Camp 24. The most dismal start imaginable. Thick as a hedge, snow falling and drifting with keen southerly wind. The men pulled out at 3.15 with Chinaman and James Pigg. We followed at 4.20, just catching the party at the lunch camp at 8.30. Things got better half way; the sky showed signs of clearing and the steering improved. Now, at lunch, it is getting thick again. When will the wretched blizzard be over? The walking is better for ponies, worse for men; there is nearly everywhere a hard crust some 3 to 6 inches down. Towards the end of the march we crossed a succession of high hard south-easterly sastrugi, widely dispersed. I don’t know what to make of these.
Second march almost as horrid as the first. Wind blowing strong from the south, shifting to S.E. as the snowstorms fell on us, when we could see little or nothing, and the driving snow hit us stingingly in the face. The general impression of all this dirty weather is that it spreads in from the S.E. We started at 4 A.M., and I think I shall stick to that custom for the present. These last four marches have been fought for, but completed without hitch, and, though we camped in a snowstorm, there is a more promising look in the sky, and if only for a time the wind has dropped and the sun shines brightly, dispelling some of the gloomy results of the distressing marching.

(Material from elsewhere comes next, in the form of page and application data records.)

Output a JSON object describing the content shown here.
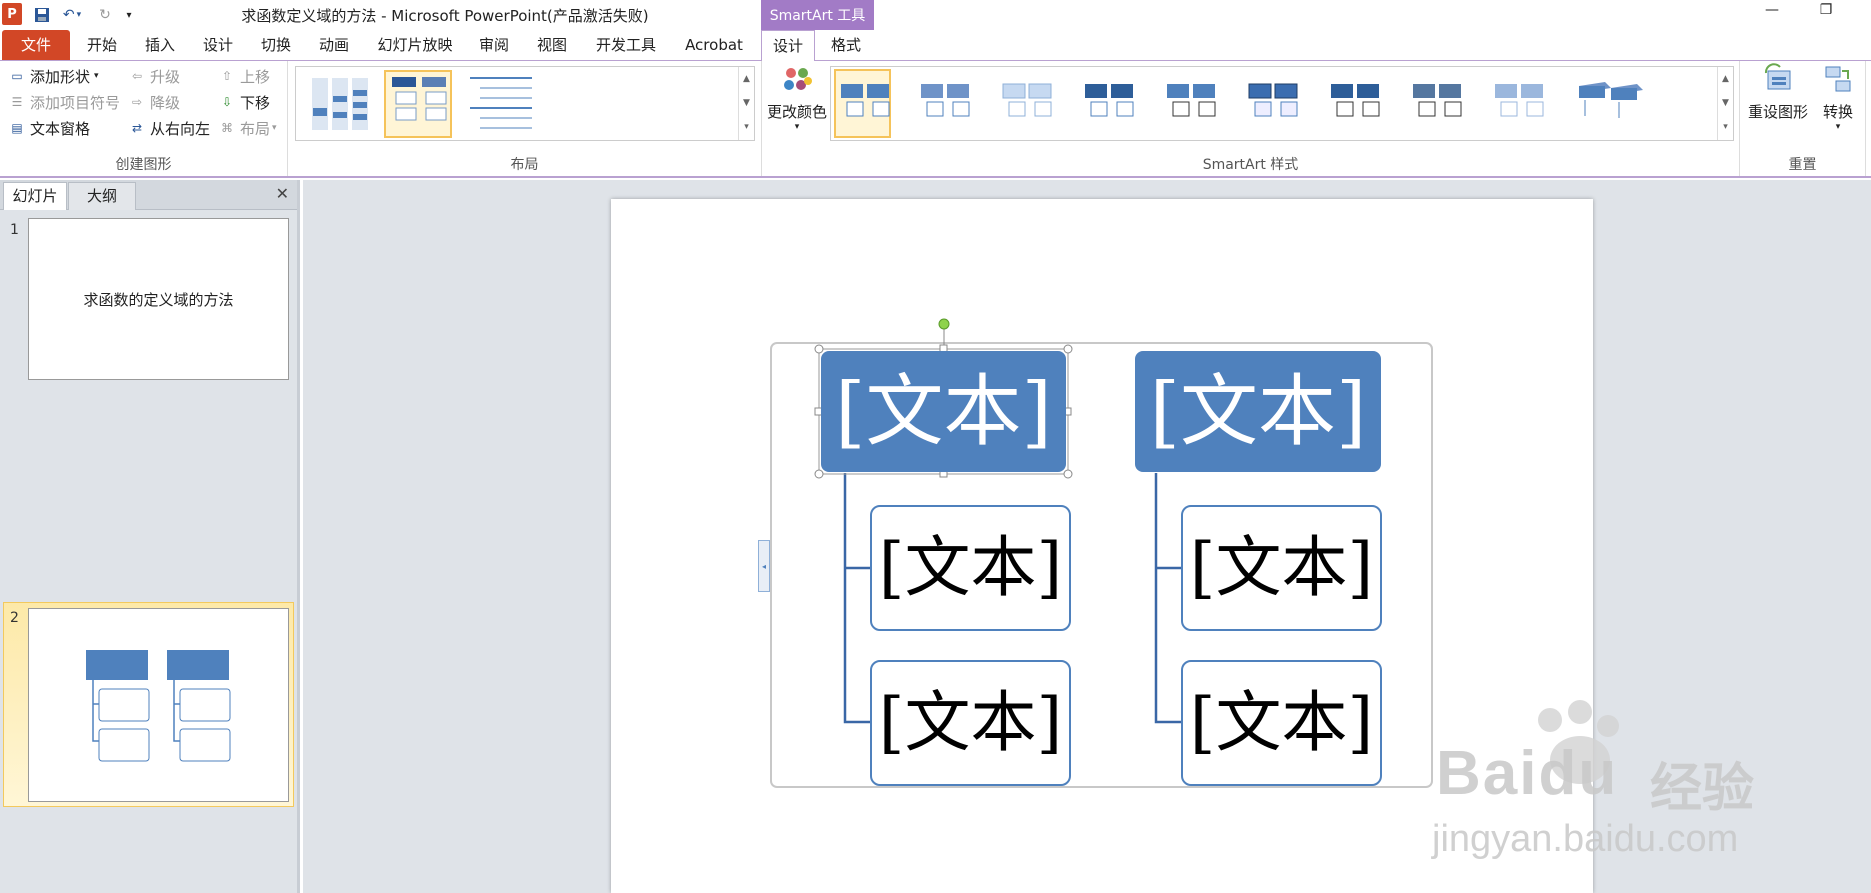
{
  "window": {
    "app_icon": "P",
    "title": "求函数定义域的方法 - Microsoft PowerPoint(产品激活失败)",
    "contextual_tool_label": "SmartArt 工具"
  },
  "quick_access": {
    "icons": [
      "save-icon",
      "undo-icon",
      "redo-icon",
      "customize-icon"
    ]
  },
  "tabs": [
    {
      "label": "文件"
    },
    {
      "label": "开始"
    },
    {
      "label": "插入"
    },
    {
      "label": "设计"
    },
    {
      "label": "切换"
    },
    {
      "label": "动画"
    },
    {
      "label": "幻灯片放映"
    },
    {
      "label": "审阅"
    },
    {
      "label": "视图"
    },
    {
      "label": "开发工具"
    },
    {
      "label": "Acrobat"
    },
    {
      "label": "设计"
    },
    {
      "label": "格式"
    }
  ],
  "ribbon": {
    "create_graphic": {
      "label": "创建图形",
      "add_shape": "添加形状",
      "add_bullet": "添加项目符号",
      "text_pane": "文本窗格",
      "promote": "升级",
      "demote": "降级",
      "right_to_left": "从右向左",
      "move_up": "上移",
      "move_down": "下移",
      "layout": "布局"
    },
    "layouts": {
      "label": "布局"
    },
    "styles": {
      "label": "SmartArt 样式",
      "change_colors": "更改颜色"
    },
    "reset": {
      "label": "重置",
      "reset_graphic": "重设图形",
      "convert": "转换"
    }
  },
  "left_pane": {
    "tab_slides": "幻灯片",
    "tab_outline": "大纲",
    "slides": [
      {
        "number": "1",
        "title": "求函数的定义域的方法"
      },
      {
        "number": "2"
      }
    ]
  },
  "smartart": {
    "placeholder": "[文本]",
    "colors": {
      "parent_fill": "#4f81bd",
      "child_border": "#4f81bd"
    }
  },
  "watermark": {
    "brand": "Baidu",
    "cn": "经验",
    "url": "jingyan.baidu.com"
  }
}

Chinaman, ‘The Thunderbolt,’ has been shot to-night. Plucky little chap, he has stuck it out well and leaves the stage but a few days before his fellows. We have only four bags of forage (each one 30 lbs.) left, but these should give seven marches with all the remaining animals, and we are less than 90 miles from the Glacier. Bowers tells me that the barometer was phenomenally low both during this blizzard and the last. This has certainly been the most unexpected and trying summer blizzard yet experienced in this region. I only trust it is over. There is not much to choose between the remaining ponies. Nobby and Bones are the strongest, Victor and Christopher the weakest, but all should get through. The land doesn’t show up yet.